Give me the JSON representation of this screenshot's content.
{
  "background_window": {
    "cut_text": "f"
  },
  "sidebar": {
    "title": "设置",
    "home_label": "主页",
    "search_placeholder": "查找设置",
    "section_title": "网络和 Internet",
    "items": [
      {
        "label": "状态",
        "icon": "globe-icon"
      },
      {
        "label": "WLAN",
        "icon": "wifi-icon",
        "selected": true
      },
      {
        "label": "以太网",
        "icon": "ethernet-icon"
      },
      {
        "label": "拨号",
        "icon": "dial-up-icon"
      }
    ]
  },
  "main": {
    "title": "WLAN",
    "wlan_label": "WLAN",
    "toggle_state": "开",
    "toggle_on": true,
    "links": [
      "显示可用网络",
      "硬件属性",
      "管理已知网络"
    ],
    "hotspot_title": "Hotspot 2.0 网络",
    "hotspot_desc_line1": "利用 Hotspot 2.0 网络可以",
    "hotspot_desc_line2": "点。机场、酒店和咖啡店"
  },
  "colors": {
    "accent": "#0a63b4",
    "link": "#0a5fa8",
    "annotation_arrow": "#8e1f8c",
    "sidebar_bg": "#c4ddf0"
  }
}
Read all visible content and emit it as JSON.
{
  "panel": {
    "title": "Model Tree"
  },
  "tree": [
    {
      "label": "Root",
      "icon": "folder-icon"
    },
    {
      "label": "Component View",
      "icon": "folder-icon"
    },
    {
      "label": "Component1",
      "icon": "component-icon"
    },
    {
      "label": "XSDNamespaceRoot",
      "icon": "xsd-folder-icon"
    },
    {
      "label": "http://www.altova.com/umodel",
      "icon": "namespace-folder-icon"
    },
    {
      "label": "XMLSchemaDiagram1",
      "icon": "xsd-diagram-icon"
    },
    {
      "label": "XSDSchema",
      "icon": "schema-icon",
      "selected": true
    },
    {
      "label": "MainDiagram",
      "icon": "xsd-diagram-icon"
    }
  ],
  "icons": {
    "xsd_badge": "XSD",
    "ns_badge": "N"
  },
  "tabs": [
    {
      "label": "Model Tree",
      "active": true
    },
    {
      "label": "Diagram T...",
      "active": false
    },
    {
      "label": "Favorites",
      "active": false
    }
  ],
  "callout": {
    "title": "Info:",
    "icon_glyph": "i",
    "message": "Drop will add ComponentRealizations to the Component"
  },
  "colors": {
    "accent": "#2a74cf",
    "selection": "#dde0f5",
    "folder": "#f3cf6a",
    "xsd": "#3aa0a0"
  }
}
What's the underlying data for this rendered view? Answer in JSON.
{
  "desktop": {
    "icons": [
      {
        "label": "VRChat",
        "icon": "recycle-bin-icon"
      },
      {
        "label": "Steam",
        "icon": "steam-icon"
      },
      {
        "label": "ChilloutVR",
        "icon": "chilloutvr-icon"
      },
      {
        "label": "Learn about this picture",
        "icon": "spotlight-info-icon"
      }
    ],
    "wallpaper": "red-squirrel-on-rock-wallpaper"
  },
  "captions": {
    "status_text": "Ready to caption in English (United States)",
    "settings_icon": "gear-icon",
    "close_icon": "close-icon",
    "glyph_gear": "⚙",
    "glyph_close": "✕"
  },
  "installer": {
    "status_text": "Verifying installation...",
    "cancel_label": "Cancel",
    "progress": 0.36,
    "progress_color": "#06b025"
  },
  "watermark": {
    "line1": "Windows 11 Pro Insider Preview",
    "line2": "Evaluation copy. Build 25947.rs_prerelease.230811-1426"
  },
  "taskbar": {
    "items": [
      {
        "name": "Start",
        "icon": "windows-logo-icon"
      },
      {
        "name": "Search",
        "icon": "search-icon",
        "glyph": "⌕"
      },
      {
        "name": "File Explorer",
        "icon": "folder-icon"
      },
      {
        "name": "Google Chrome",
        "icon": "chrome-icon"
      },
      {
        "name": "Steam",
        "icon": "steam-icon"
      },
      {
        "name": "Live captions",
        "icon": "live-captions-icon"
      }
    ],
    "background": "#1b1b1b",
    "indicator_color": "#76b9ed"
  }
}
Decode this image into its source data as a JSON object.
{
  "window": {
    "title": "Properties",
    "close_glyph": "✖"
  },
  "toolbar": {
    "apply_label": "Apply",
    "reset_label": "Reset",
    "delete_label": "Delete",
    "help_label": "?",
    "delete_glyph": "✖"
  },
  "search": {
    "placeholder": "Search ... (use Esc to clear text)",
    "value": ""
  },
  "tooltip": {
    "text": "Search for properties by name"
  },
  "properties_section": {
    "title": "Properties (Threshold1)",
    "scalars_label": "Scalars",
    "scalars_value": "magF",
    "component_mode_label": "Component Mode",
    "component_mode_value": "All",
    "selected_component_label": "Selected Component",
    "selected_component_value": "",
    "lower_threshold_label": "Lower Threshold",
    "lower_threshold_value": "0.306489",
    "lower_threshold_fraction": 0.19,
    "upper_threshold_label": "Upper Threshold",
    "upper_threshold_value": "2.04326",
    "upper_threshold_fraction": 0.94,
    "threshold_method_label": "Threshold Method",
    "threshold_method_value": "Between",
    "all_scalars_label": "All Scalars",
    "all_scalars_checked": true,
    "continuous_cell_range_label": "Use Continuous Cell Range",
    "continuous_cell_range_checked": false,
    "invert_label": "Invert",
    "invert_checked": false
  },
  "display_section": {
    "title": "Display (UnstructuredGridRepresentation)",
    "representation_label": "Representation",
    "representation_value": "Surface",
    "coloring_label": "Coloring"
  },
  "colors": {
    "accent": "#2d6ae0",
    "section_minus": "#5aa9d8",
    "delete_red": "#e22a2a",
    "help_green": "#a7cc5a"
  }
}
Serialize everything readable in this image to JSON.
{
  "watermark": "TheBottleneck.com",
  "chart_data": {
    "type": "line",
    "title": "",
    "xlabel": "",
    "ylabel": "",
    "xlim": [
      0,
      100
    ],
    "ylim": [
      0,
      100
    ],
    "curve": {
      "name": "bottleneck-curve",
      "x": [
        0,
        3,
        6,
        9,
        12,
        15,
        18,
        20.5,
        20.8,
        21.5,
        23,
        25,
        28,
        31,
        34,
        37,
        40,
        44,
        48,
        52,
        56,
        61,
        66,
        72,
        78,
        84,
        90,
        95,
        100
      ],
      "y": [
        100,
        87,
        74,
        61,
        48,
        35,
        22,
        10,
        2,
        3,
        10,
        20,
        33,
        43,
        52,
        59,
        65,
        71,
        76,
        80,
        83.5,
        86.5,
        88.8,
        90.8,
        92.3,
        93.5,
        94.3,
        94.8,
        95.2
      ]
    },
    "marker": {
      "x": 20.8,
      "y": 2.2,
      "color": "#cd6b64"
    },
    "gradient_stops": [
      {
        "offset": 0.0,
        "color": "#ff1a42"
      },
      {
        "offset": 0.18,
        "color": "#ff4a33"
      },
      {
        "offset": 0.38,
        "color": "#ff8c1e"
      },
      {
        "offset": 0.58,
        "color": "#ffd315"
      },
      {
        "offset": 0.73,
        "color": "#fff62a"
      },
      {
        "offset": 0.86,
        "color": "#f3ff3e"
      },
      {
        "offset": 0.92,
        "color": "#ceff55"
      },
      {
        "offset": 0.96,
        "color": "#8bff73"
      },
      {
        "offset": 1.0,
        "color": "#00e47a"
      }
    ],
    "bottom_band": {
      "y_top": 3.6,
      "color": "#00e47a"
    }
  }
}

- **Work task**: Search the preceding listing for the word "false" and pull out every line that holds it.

- **Answer box**:
      "active": false
      "active": false
    "continuous_cell_range_checked": false,
    "invert_checked": false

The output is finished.